In its journal entry of judgment the court made the formal finding of unfitness requisite to deprivation of parental rights, which finding is now challenged by appellants.

K.S.A. 1972 Supp. 38-824 (c) provides for termination of parental rights of dependent and neglected children upon a finding of parental unfitness. Unfitness is not statutorily defined and such definition has been left to decisional law, with the result each case must be determined upon its own facts. In considering the meaning of the term "unfitness" in In re Vallimont, 182 Kan. 334, 321 P.2d 190, this court stated:

*883 "Parents who treat the child with cruelty or inhumanity, or keep the child in vicious or disreputable surroundings, are said to be unfit. Parents who abandon the child, or neglect or refuse, when able so to do, to provide proper or necessary support and education required by law, or other care necessary for the child's well being are said to be unfit. Violence of temper or inability or indisposition to control unparental traits of character or conduct, might constitute unfiitness. So, also, incapacity to appreciate and perform the obligations resting upon parents might render them unfit, apart from other moral defects." (p. 340.)

In Finney v. Finney, 201 Kan. 263, 440 P.2d 608, we held:

"The word `unfit' means, in general, unsuitable, incompetent or not adapted for a particular use or service. As applied to the relation of rational parents to their child, the word usually although not necessarily imports something of moral delinquency. Unsuitability for any reason, apart from moral defects, may render a parent unfit for custody." (Syl. ΒΆ 2.)

In Vallimont it was further stated:

"We think it entirely plain that misconduct on the part of parents which would empower a juvenile court to take jurisdiction of a child as `dependent and neglected' [now K.S.A. 1972 Supp. 38-824(b)] is likewise such breach of parental duty as to make the parents unfit to be entrusted with the custody and rearing of their child in a custody award matter." (p. 339.)

K.S.A. 1972 Supp. 38-802(g) defines a dependent and neglected child as a child less than sixteen years of age:

"(1) Whose parent neglects or refuses, when able so to do, to provide proper or necessary support and education required by law, or other care necessary for his well being; "(2) who is abandoned or mistreated by his parent, stepparent, foster parent, guardian, or other lawful custodian; "(3) whose occupation, environment or association is injurious to his welfare; "(4) who is otherwise without proper care, custody or support...."
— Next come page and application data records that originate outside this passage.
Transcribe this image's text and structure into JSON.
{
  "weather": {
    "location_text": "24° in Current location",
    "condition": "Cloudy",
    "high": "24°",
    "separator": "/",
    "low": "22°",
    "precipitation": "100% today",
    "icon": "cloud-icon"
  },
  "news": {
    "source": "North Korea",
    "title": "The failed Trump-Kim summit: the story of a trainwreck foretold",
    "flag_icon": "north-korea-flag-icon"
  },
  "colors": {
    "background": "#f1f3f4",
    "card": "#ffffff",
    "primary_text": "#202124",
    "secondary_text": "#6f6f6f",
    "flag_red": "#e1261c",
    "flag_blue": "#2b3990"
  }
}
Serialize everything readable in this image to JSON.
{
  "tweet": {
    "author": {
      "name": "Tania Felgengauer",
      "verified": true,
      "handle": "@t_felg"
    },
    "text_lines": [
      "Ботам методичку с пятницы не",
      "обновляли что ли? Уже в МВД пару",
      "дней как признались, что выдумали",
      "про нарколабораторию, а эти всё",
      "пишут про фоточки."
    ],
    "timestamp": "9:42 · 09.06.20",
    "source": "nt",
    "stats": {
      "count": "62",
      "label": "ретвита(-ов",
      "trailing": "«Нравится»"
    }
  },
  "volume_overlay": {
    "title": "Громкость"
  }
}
In the case at bar four separate evidentiary hearings before three different judges have now been held respecting the child's welfare each resulted in a verdict adverse to appellants. Procedural error has not been asserted and none appears. We need not labor the evidence adduced at the last hearing which supports the finding complained of here.

The deplorable condition of the child and its immediate surroundings while in its parents' custody clearly points either to parental misconduct or inherent incapacity to perform parental obligations, or both. These traits on behalf of each parent are indicated by all the evidence gross neglect and mental and emotional incapacity *884 on the part of the monther and hostility and complete indifference to the child's welfare on behalf of the father. Change was shown to be unlikely. Clear and convincing evidence demonstrated parental unfitness on appellants' part and the judgment must be affirmed.